Delhi records hottest April day in 5yrs; heatwave alert issued
The India Meteorological Department (IMD) has issued an orange alert for Delhi warning of severe heatwave conditions across the city on Sunday. The warning came after Delhi witnessed its hottest April day in five years on Saturday, with a temperature of 42.4 degrees Celsius, according to the IMD. Before this, Delhi's highest maximum temperature for April—43.2 degrees Celsius—was recorded on April 21, 2017.
- The meteorological department has issued a severe heatwave warning and urged people to exercise caution.
- Dehydration, fainting, heat cramps, exhaustion, and heat strokes can occur due to an extreme heatwave.
- As a result, it is strongly advised that everyone, especially the most susceptible categories of people—such as newborns, the elderly, and individuals with chronic illnesses—take extra precautions and minimize heat exposure.
To note, the highest-ever maximum temperature registered by Delhi for April was 45.6 degrees Celsius, which was recorded back on April 29, 1941. Issuing the warning, the IMD has also highlighted that on Saturday, the national capital witnessed such a high maximum temperature in the first half of the month for the first time in 72 years.
Earlier on Friday, the maximum temperature recorded at Delhi's base station—Safdarjung Observatory—stood at 41.6 degrees Celsius. Meanwhile, the neighboring Gurugram saw a maximum temperature of 44.5 degrees Celsius on Saturday—10 degrees above the average and quite close to Gurugram's all-time high maximum temperature of 44.8 degrees Celsius recorded on April 28, 1979. Haryana's Faridabad on Saturday witnessed a maximum temperature of 45.2 degrees Celsius.
Last week, the IMD had predicted above-normal maximum temperatures throughout the northwest and central India, as well as areas of the northeast, in April.
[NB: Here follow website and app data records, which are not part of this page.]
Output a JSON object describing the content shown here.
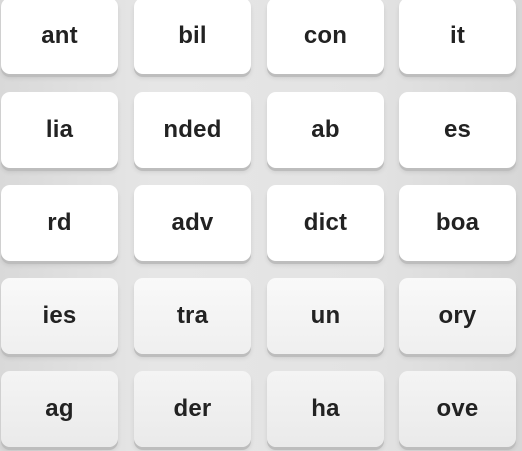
{
  "tiles": [
    [
      "ant",
      "bil",
      "con",
      "it"
    ],
    [
      "lia",
      "nded",
      "ab",
      "es"
    ],
    [
      "rd",
      "adv",
      "dict",
      "boa"
    ],
    [
      "ies",
      "tra",
      "un",
      "ory"
    ],
    [
      "ag",
      "der",
      "ha",
      "ove"
    ]
  ]
}
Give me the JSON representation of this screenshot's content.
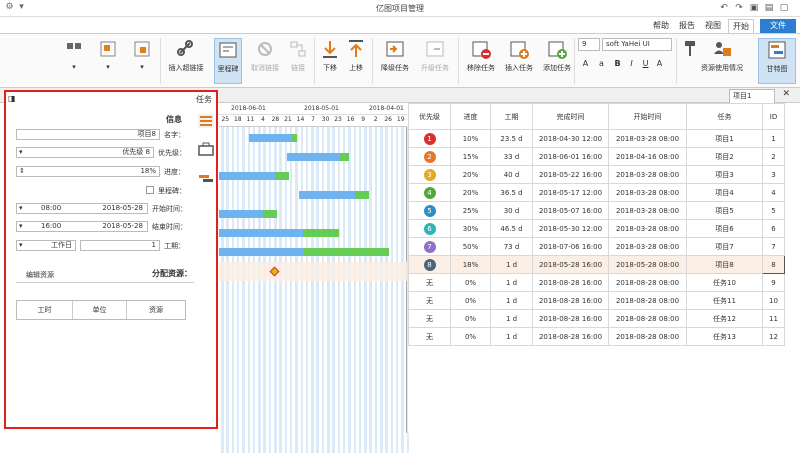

According to IMD Director-General Mrutyunjay Mohapatra, normal to below-average maximum temperatures are predicted across the south peninsula, many sections of the eastern regions of the nation, and the neighboring territories of the northeast.
According to the Indian Meteorological Department, "color codes are used in weather warnings for bringing out the severity of the weather phenomena expected." The IMD uses a four color-coded system for issuing weather-related warnings. They include green (no action needed); yellow (watch and stay updated); orange (be prepared); and red (take action).
The IMD says colors are assigned to certain weather scenarios as per a five-day forecast method. A particular matrix is followed to analyze the probability of occurrence of an event and its impact. However, the assessment of the color codes for "impact-based warning" comprises several meteorological factors and geophysical factors, among others, "which may interact with each other to determine the impact and risk."